> **Problem description**
Print each entry below precisely as shown.

> **Data for this exercise**
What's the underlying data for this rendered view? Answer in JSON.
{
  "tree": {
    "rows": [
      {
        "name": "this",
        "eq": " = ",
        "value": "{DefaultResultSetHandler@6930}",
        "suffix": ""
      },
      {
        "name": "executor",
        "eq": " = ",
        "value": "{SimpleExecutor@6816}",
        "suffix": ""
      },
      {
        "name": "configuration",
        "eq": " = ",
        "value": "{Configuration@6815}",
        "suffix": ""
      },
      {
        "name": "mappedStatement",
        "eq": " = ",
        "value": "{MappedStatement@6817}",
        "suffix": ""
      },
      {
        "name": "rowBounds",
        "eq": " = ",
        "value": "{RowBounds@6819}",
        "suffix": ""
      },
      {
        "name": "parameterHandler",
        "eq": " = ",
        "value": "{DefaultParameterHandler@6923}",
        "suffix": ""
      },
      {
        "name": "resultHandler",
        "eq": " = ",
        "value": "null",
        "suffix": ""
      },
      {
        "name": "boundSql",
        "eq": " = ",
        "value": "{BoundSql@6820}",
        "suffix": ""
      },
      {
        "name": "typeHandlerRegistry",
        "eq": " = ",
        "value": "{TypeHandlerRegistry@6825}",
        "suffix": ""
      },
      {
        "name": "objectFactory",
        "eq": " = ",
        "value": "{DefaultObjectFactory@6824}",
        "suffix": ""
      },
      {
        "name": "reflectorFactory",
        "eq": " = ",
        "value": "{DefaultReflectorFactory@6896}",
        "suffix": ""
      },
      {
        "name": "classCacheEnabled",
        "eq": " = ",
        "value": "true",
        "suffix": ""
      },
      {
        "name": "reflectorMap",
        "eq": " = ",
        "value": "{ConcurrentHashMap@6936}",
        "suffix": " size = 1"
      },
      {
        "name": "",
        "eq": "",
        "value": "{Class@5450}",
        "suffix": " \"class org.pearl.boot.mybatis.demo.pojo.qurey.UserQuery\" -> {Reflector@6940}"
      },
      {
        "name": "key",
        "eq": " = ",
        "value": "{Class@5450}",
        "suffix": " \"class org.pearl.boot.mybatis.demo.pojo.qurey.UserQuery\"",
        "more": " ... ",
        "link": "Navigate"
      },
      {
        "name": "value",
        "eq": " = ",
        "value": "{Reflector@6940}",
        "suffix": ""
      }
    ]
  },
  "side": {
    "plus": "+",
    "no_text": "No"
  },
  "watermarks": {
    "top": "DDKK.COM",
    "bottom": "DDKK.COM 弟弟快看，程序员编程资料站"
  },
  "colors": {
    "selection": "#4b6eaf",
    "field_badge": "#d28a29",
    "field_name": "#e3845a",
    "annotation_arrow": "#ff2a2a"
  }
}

> **Exercise result**
What's the underlying data for this rendered view? Answer in JSON.
{
  "tree": {
    "rows": [
      {
        "name": "this",
        "eq": " = ",
        "value": "{DefaultResultSetHandler@6930}",
        "suffix": ""
      },
      {
        "name": "executor",
        "eq": " = ",
        "value": "{SimpleExecutor@6816}",
        "suffix": ""
      },
      {
        "name": "configuration",
        "eq": " = ",
        "value": "{Configuration@6815}",
        "suffix": ""
      },
      {
        "name": "mappedStatement",
        "eq": " = ",
        "value": "{MappedStatement@6817}",
        "suffix": ""
      },
      {
        "name": "rowBounds",
        "eq": " = ",
        "value": "{RowBounds@6819}",
        "suffix": ""
      },
      {
        "name": "parameterHandler",
        "eq": " = ",
        "value": "{DefaultParameterHandler@6923}",
        "suffix": ""
      },
      {
        "name": "resultHandler",
        "eq": " = ",
        "value": "null",
        "suffix": ""
      },
      {
        "name": "boundSql",
        "eq": " = ",
        "value": "{BoundSql@6820}",
        "suffix": ""
      },
      {
        "name": "typeHandlerRegistry",
        "eq": " = ",
        "value": "{TypeHandlerRegistry@6825}",
        "suffix": ""
      },
      {
        "name": "objectFactory",
        "eq": " = ",
        "value": "{DefaultObjectFactory@6824}",
        "suffix": ""
      },
      {
        "name": "reflectorFactory",
        "eq": " = ",
        "value": "{DefaultReflectorFactory@6896}",
        "suffix": ""
      },
      {
        "name": "classCacheEnabled",
        "eq": " = ",
        "value": "true",
        "suffix": ""
      },
      {
        "name": "reflectorMap",
        "eq": " = ",
        "value": "{ConcurrentHashMap@6936}",
        "suffix": " size = 1"
      },
      {
        "name": "",
        "eq": "",
        "value": "{Class@5450}",
        "suffix": " \"class org.pearl.boot.mybatis.demo.pojo.qurey.UserQuery\" -> {Reflector@6940}"
      },
      {
        "name": "key",
        "eq": " = ",
        "value": "{Class@5450}",
        "suffix": " \"class org.pearl.boot.mybatis.demo.pojo.qurey.UserQuery\"",
        "more": " ... ",
        "link": "Navigate"
      },
      {
        "name": "value",
        "eq": " = ",
        "value": "{Reflector@6940}",
        "suffix": ""
      }
    ]
  },
  "side": {
    "plus": "+",
    "no_text": "No"
  },
  "watermarks": {
    "top": "DDKK.COM",
    "bottom": "DDKK.COM 弟弟快看，程序员编程资料站"
  },
  "colors": {
    "selection": "#4b6eaf",
    "field_badge": "#d28a29",
    "field_name": "#e3845a",
    "annotation_arrow": "#ff2a2a"
  }
}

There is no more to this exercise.